*** Opening GIVEN RECORDS ***

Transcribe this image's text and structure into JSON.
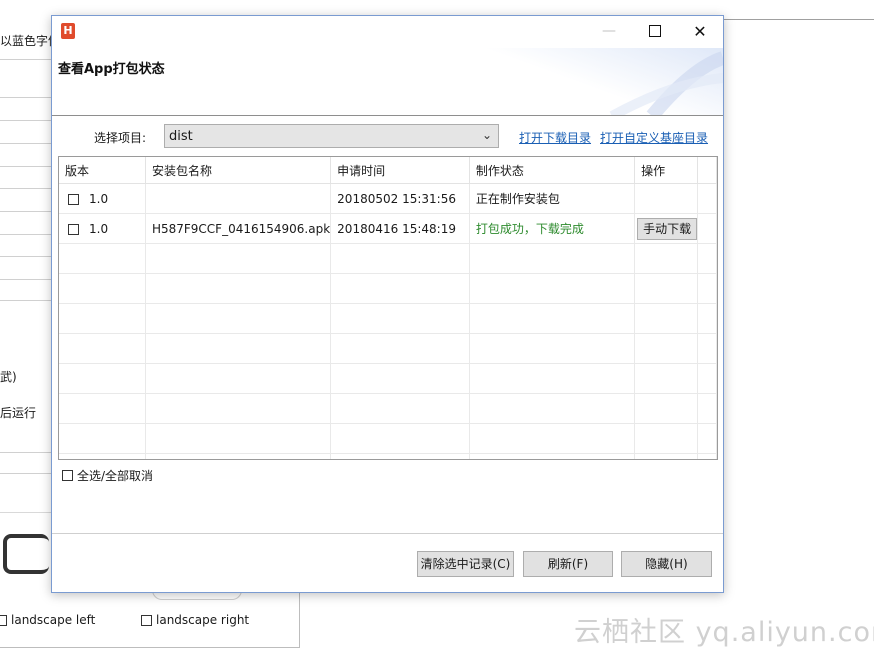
{
  "background": {
    "partial_texts": [
      "以蓝色字体",
      "武)",
      "后运行"
    ],
    "checkbox_left_label": "landscape left",
    "checkbox_right_label": "landscape right",
    "watermark": "云栖社区 yq.aliyun.com"
  },
  "dialog": {
    "app_icon": "H",
    "title": "查看App打包状态",
    "window_buttons": {
      "minimize": "—",
      "maximize": "",
      "close": "✕"
    },
    "project_label": "选择项目:",
    "project_value": "dist",
    "link_download_dir": "打开下载目录",
    "link_custom_dir": "打开自定义基座目录",
    "table": {
      "headers": [
        "版本",
        "安装包名称",
        "申请时间",
        "制作状态",
        "操作"
      ],
      "rows": [
        {
          "version": "1.0",
          "package": "",
          "time": "20180502 15:31:56",
          "status": "正在制作安装包",
          "action": ""
        },
        {
          "version": "1.0",
          "package": "H587F9CCF_0416154906.apk",
          "time": "20180416 15:48:19",
          "status": "打包成功，下载完成",
          "action": "手动下载"
        }
      ]
    },
    "select_all_label": "全选/全部取消",
    "buttons": {
      "clear": "清除选中记录(C)",
      "refresh": "刷新(F)",
      "hide": "隐藏(H)"
    },
    "colors": {
      "status_success": "#2e8b2e",
      "link": "#1a5fb4",
      "app_icon": "#e04b2c"
    }
  }
}
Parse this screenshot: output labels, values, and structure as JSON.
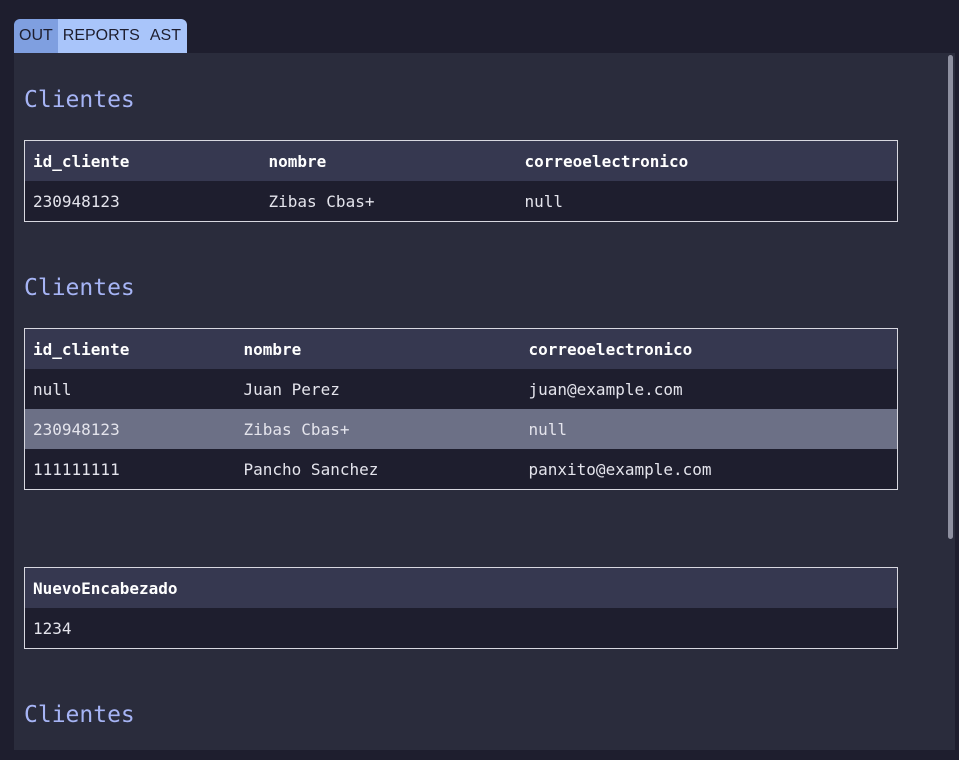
{
  "tabs": [
    {
      "label": "OUT"
    },
    {
      "label": "REPORTS"
    },
    {
      "label": "AST"
    }
  ],
  "sections": [
    {
      "title": "Clientes",
      "columns": [
        "id_cliente",
        "nombre",
        "correoelectronico"
      ],
      "rows": [
        [
          "230948123",
          "Zibas Cbas+",
          "null"
        ]
      ]
    },
    {
      "title": "Clientes",
      "columns": [
        "id_cliente",
        "nombre",
        "correoelectronico"
      ],
      "rows": [
        [
          "null",
          "Juan Perez",
          "juan@example.com"
        ],
        [
          "230948123",
          "Zibas Cbas+",
          "null"
        ],
        [
          "111111111",
          "Pancho Sanchez",
          "panxito@example.com"
        ]
      ],
      "highlighted_row": 1
    },
    {
      "title": "",
      "columns": [
        "NuevoEncabezado"
      ],
      "rows": [
        [
          "1234"
        ]
      ]
    },
    {
      "title": "Clientes"
    }
  ],
  "colors": {
    "background": "#1e1e2e",
    "panel": "#2a2c3c",
    "title": "#a6b4f5",
    "tab_active": "#7f9fe0",
    "tab_inactive": "#a9c5fa",
    "header_row": "#363850",
    "highlight_row": "#6c7086"
  }
}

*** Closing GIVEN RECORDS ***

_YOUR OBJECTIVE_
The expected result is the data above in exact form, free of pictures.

_RESPONSE TO THE TASK_
Transcribe this image's text and structure into JSON.
{
  "background": {
    "partial_texts": [
      "以蓝色字体",
      "武)",
      "后运行"
    ],
    "checkbox_left_label": "landscape left",
    "checkbox_right_label": "landscape right",
    "watermark": "云栖社区 yq.aliyun.com"
  },
  "dialog": {
    "app_icon": "H",
    "title": "查看App打包状态",
    "window_buttons": {
      "minimize": "—",
      "maximize": "",
      "close": "✕"
    },
    "project_label": "选择项目:",
    "project_value": "dist",
    "link_download_dir": "打开下载目录",
    "link_custom_dir": "打开自定义基座目录",
    "table": {
      "headers": [
        "版本",
        "安装包名称",
        "申请时间",
        "制作状态",
        "操作"
      ],
      "rows": [
        {
          "version": "1.0",
          "package": "",
          "time": "20180502 15:31:56",
          "status": "正在制作安装包",
          "action": ""
        },
        {
          "version": "1.0",
          "package": "H587F9CCF_0416154906.apk",
          "time": "20180416 15:48:19",
          "status": "打包成功，下载完成",
          "action": "手动下载"
        }
      ]
    },
    "select_all_label": "全选/全部取消",
    "buttons": {
      "clear": "清除选中记录(C)",
      "refresh": "刷新(F)",
      "hide": "隐藏(H)"
    },
    "colors": {
      "status_success": "#2e8b2e",
      "link": "#1a5fb4",
      "app_icon": "#e04b2c"
    }
  }
}
Parse this screenshot: output labels, values, and structure as JSON.
{
  "tabs": [
    {
      "label": "OUT"
    },
    {
      "label": "REPORTS"
    },
    {
      "label": "AST"
    }
  ],
  "sections": [
    {
      "title": "Clientes",
      "columns": [
        "id_cliente",
        "nombre",
        "correoelectronico"
      ],
      "rows": [
        [
          "230948123",
          "Zibas Cbas+",
          "null"
        ]
      ]
    },
    {
      "title": "Clientes",
      "columns": [
        "id_cliente",
        "nombre",
        "correoelectronico"
      ],
      "rows": [
        [
          "null",
          "Juan Perez",
          "juan@example.com"
        ],
        [
          "230948123",
          "Zibas Cbas+",
          "null"
        ],
        [
          "111111111",
          "Pancho Sanchez",
          "panxito@example.com"
        ]
      ],
      "highlighted_row": 1
    },
    {
      "title": "",
      "columns": [
        "NuevoEncabezado"
      ],
      "rows": [
        [
          "1234"
        ]
      ]
    },
    {
      "title": "Clientes"
    }
  ],
  "colors": {
    "background": "#1e1e2e",
    "panel": "#2a2c3c",
    "title": "#a6b4f5",
    "tab_active": "#7f9fe0",
    "tab_inactive": "#a9c5fa",
    "header_row": "#363850",
    "highlight_row": "#6c7086"
  }
}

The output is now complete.